Tuesday 8 March 2022

Starling and Coot reclaim their nests

A Starling claimed a nest hole in a plane tree beside the Serpentine. It was always a Starling hole till the invasive Rose-Ringed Parakeets arrived and stole it. But now it looks as if the Starlings have managed to take it back.

A female Greenfinch came out on a tree near the bridge.

Below, the Long-Tailed Tits brought bits of lichen ...

... and spider web to their nest ...

... and a Robin spread its wings to take off.

The Redwings on the Parade Ground are coming closer and closer, but they'll be off any day now.

A Feral Pigeon preened his mate.

A Carrion Crow did its best to look charming in a patch of daffodils.

Two pictures from Kensington Gardens by Ahmet Amerikali: a Great Spotted Woodpecker ...

... and a fine shot of a Jay in flight.

I didn't see many of the usual Jays today. They may be busy nesting.

The leg colour of Common Gulls is varied, ranging from quite bright yellow ...

... through straw and off-white to grey.

Some northern European birds, which are darker than the ones we see here, have charcoal grey legs.

A Cormorant scratched its chin on a post at Peter Pan.

A new pair of Great Crested Grebes have arrived on the Serpentine, and now they have to claim territory in the face of the two existing pairs. A faceoff ensued, with a lot of threatening, diving and advancing under water, but they avoided an actual fight.

It was one of these pairs that stole the Coots' nest at the Diana fountain landing stage. The Coots have now taken it back and are guarding it. It's in a poor location and not really desirable.

A Moorhen was caught in a tailwind.

The last surviving Egyptian gosling wandered away from its parents and was attacked by another Egyptian. Luckily it wasn't hurt.

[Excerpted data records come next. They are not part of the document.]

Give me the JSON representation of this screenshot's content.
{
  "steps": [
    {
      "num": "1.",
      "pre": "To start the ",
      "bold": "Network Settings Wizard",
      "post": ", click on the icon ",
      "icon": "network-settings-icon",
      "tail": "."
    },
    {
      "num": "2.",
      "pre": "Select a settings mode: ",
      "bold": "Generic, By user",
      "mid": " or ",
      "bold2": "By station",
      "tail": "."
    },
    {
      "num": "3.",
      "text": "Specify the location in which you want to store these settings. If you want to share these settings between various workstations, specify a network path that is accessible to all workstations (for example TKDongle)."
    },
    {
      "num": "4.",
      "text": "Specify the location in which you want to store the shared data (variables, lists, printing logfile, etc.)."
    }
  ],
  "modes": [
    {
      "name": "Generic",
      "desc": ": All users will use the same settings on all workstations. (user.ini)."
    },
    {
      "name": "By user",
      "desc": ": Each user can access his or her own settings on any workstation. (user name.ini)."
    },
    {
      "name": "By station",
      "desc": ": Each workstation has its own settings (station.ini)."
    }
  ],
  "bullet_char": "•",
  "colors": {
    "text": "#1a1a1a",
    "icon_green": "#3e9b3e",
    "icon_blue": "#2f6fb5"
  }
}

  1. I can't bear to look at the poor thing. I don't think it has many chances.

    The Carrion Crow is certainly looking very attractive among the yellow flowers. I think it knows that it sets its fine figure to advantage.

    1. It's sad how savage Egyptians are to baby birds that are quite likely their first cousins. A Canada Goose would help to look after its relatives, but Egyptians are not proper geese.

  2. Well done on the Starlings reclaiming territory! It's a species that does seem absent in parts of London but common in others. When I was at Kew Gardens a couple of days ago not a single bird, get several in my garden & at one of my local patches at Warren Farm often a flock of c200 birds.

    Fine portrait of the Redwing-we will miss seeing these soon! Great shot of the Jay in flight too.

    1. I think there are about 200 Starlings in the park, not enough for an impressive flight but they do their best.

      The Redwings seem to be hanging on. There were more today, at least 40 on the ground and more twittering in the trees. They are eating worms as tough they were going out of fashion. But now the strong east wind has stopped there's nothing else to keep them here.

  3. Do you think that parakeets are an invasive species? By that I mean harms biodiversity unlike for example little owls which don't seem to.

    1. Yes, absolutely. They drive out smaller birds, steal nest holes and wreck trees by ripping of leaf buds.